Does your elderly parent continue to angrily deny his or her high risk of a fall?

What makes this denial even more puzzling is when the senior age person seems to be quite lucid and high functioning in other areas of life.

And perhaps that’s the problem. A person over age 65 who, for instance, is adept at using a computer and playing bridge may be more likely to deny a high fall risk, believing that only those with cognitive impairment or bad vision would be at risk for an injurious fall.

“Perhaps it seems to be a paradox, but life is full of situations in which people ‘know’ they should behave in one way, yet they actually do another (everything from exercise and losing weight to drinking too much to preventive maintenance on a car),” says Raymond L. Ownby, MD, PhD, MBA, Professor and Chair, Department of Psychiatry and Behavioral Medicine, Nova Southeastern University.

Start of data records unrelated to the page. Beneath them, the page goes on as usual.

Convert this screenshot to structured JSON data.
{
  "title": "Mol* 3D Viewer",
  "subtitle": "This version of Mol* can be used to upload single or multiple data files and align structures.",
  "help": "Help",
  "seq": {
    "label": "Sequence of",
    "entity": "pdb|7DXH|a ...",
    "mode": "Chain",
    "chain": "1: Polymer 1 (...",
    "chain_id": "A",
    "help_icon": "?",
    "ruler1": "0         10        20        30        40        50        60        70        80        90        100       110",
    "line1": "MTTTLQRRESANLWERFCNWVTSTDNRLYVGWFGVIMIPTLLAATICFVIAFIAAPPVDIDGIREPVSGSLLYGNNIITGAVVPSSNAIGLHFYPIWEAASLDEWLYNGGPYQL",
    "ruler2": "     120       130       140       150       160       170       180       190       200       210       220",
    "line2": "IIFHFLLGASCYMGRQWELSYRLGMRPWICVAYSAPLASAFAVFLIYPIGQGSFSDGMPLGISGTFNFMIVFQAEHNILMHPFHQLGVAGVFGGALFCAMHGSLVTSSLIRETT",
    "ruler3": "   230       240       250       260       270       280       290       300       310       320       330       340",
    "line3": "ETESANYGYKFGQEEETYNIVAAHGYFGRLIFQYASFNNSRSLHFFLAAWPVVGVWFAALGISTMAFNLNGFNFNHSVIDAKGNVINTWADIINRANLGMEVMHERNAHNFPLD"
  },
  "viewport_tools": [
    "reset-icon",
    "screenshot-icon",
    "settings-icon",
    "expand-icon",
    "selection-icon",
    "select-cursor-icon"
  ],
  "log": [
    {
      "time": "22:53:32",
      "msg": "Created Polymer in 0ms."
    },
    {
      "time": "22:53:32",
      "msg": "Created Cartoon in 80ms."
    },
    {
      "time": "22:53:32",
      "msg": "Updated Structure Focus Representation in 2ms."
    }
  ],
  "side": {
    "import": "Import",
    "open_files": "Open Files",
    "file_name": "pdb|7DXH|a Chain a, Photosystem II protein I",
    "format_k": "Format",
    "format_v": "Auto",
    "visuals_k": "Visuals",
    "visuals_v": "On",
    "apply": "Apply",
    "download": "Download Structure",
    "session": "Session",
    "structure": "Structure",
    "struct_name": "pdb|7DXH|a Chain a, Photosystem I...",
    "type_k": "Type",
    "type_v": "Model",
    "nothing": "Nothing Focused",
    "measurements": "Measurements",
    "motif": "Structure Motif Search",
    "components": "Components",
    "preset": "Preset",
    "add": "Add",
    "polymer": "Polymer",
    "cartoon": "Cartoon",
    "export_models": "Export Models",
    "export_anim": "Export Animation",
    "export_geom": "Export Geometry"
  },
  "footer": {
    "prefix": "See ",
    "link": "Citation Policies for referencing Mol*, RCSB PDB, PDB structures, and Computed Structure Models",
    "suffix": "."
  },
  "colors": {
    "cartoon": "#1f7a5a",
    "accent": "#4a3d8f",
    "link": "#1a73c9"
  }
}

Dr. Ownby specializes in the mental health of older adults.

“So it’s actually not an uncommon problem; people often don’t do what they should do, but rather, do what’s most expedient at the moment the behavior occurs,” continues Dr. Ownby.

“Just as someone knows they should lose weight, but might choose to have a second helping of a rich dessert, your hypothetical 85-year-old ‘knows’ that it’s risky to not use the cane or walker, but may still choose to move around without it because it’s easier — and at that moment they decide it’s unlikely that they will fall.”

Reasoning with a High Fall Risk Older Person May NOT Be Futile

A common objection by the senior citizen might be, “Oh, I don’t need my cane, it’s only a few steps.”

What’s the best response by the worried adult child or spouse to this objection?

You should point out that it takes only ONE step to lead to a fall.
A fall is not the result of many steps.
It’s the result of something going wrong with ONE step.

The motto is: “One step is all it takes. If your journey is only five steps, there are five opportunities to take a fall. That’s a lot.”

Dr. Ownby explains, “A critical issue is the way people think about risk. Because accidents and falls happen relatively rarely but require continuing effort to prevent, people often neglect the things that can ensure their safety.”

This applies to younger people, e.g., those who refuse to wear a seatbelt or who leave their car running while dashing into a convenience store for one item.

“It’s similar for the elder who chooses not to use the walker because ‘it’s just a few steps.’”

Denying a Fall Risk but not Other Medical Issues

“A key factor is the older person’s desire to maintain their independence and perhaps most importantly their self-image as independent and competent,” points out Dr. Ownby.

The irony with this kind of thinking is that the elderly man or woman, who keeps denying their fall risk and keeps making excuses, comes across as ANYTHING but competent.

When that aged person insists, “I won’t fall; I’ll just catch myself,” or, “I’ll grab onto the car if I start falling,” they hardly come across as possessing a high level of executive thinking.

Go ahead, point this out to your elderly parent. It just might give them pause.

“Using a walker or wearing a Life Alert pendant has a very specific meaning for many elders far beyond the basic reason for using them,” says Dr. Ownby.

“They are indications of a decline in function, loss of independence, and one sign on the road to further decline, disability, dependence and ultimately death.”

You should point out that further decline and disability can easily result from a fall, like a fractured hip!

Tell your senior age parent that they’re already making concessions due to their age, such as taking more or longer naps, taking a new medication, inspecting their bowel movements, cutting back on salt, upgrading their eyeglass prescription, etc. Why not add one more concession (fall prevention tactics) to this list?

“Basically, no one wants to look like (or be) a helpless old person,” says Dr. Ownby.

“We’re surrounded with negative stereotypes of aging, and people will spend large sums of money to cover up its signs.

“Other researchers have looked at this issue as one of stigma; and if being old is stigmatized, then it’s easy to understand why someone doesn’t want to see themselves in that light or mark themselves in this way.”

The sad fact is that many elderly men and women who are at risk for falls can see this risk in their peers, but fail to see it in themselves.

And even when they finally take a hard fall…they may still be in denial, blaming the mishap on a slippery floor.

Dr. Ownby has a special interest in cognitive aging, memory, psychiatry, neuropsychology and neuropsychological assessment.